Chicago, Illinois, U.S.
U.S. Army Corps of Engineers, for the Chicago O’Hare Reservoir
Aeration of wastewater treatment reservoir
100-horsepower TORNADO® Surface Self-Aspirating Aerators
The Chicago area’s wastewater authority wanted to add an aeration system to its three storm and wastewater reservoirs to avoid stagnant water. Reservoirs often held wastewater for a significant amount of time before it could be processed by the treatment facility.
This case study explains how Fluence collaborated with the Army Corps of Engineers to design and build an effective aeration system to reduce noxious odors in the reservoirs.
A combined sewer network that carried both raw sewage and stormwater served Chicago’s large residential and commercial population. Heavy urban ground cover prevents absorption of precipitation, so at one time, when heavy storm runoff exceeded the wastewater treatment plant’s capacity, raw sewage flowed into local rivers and other bodies of water.
Starting in 1972, the city of Chicago began to implement improvements to its water system to bring it up to federal and state water quality standards.
During heavy precipitation, the city’s three wastewater reservoirs relieve pressure from the wastewater treatment plant and a tunnel system by storing the water until it can be processed for treatment. Because untreated water can quickly become anaerobic when stagnant for too long, noxious odors would develop in the reservoirs.
After considering several technologies that could provide aeration in the reservoirs at varying water levels, the Corps chose Fluence’s TORNADO® surface aerators to provide necessary oxygenation. Nine aerators were installed in the three city reservoirs, using the same setup for all.
To provide aeration at any water level, each aerator is mounted on floating pontoons injected with water-resistant, closed-cell polyurethane foam. As the water level rises, the aerators float on the surface. The aerators are connected to steel arms and guy wires so they maintain their position in the reservoir as they rise and fall.

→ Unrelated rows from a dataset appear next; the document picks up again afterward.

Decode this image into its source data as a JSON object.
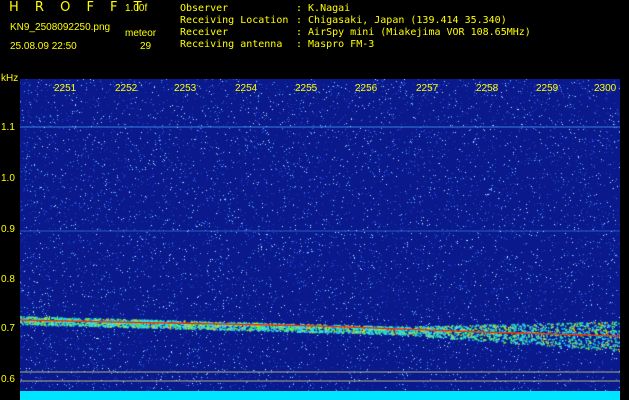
{
  "header": {
    "app_title": "H R O F F T",
    "version": "1.00f",
    "filename": "KN9_2508092250.png",
    "meteor_label": "meteor",
    "datetime": "25.08.09 22:50",
    "meteor_count": "29"
  },
  "info": [
    {
      "label": "Observer",
      "value": ": K.Nagai"
    },
    {
      "label": "Receiving Location",
      "value": ": Chigasaki, Japan (139.414 35.340)"
    },
    {
      "label": "Receiver",
      "value": ": AirSpy mini (Miakejima VOR 108.65MHz)"
    },
    {
      "label": "Receiving antenna",
      "value": ": Maspro FM-3"
    }
  ],
  "spectrogram": {
    "y_unit": "kHz",
    "y_ticks": [
      "1.1",
      "1.0",
      "0.9",
      "0.8",
      "0.7",
      "0.6"
    ],
    "x_ticks": [
      "2251",
      "2252",
      "2253",
      "2254",
      "2255",
      "2256",
      "2257",
      "2258",
      "2259",
      "2300"
    ],
    "colors": {
      "background": "#0a1a8c",
      "label": "#ffff00",
      "carrier": "#ff3300",
      "baseline": "#00e5ff"
    }
  }
}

The Tornado aerators are mounted at an angle, with their motor and air intake above the surface, and their proprietary stainless-steel propellers submerged. Water moves at a high velocity through and near the propeller, creating a low-pressure zone at the hub. The low-pressure draws air in through a stationary intake and down a large-diameter draft tube. The air exits into the water at the propeller hub. The propeller creates turbulence and flow that can break up air bubbles, mix the basin, and disperse oxygen.
During dry periods, the aerators rest on the reservoir floor, with their motors turned off. Once the water level reaches 7 feet, the aerators automatically turn on. As the water level increases, additional aerators are activated to provide adequate amounts of oxygen to the wastewater. Aerators are also accessible for manual operation through a control panel. When the reservoirs near capacity, all nine aerators are engaged, slowly circulating the wastewater in a counterclockwise direction. Rotation and full subsurface aeration prevent the wastewater from becoming septic and eliminate noxious odors.
The use of Tornado surface aerators has kept the reservoirs properly aerated. They save energy by operating only as needed. In addition, every aerator is equipped with a premium-efficiency motor (PEM) to further reduce energy costs. These larger motors are designed to work with soft-start or variable frequency drive (VFD) controllers to reduce energy use and eliminate power-surge penalties.
Contact Fluence to learn more about how you can use surface aerators to increase oxygenation of wastewater reservoirs, or to discuss your next project with our experts.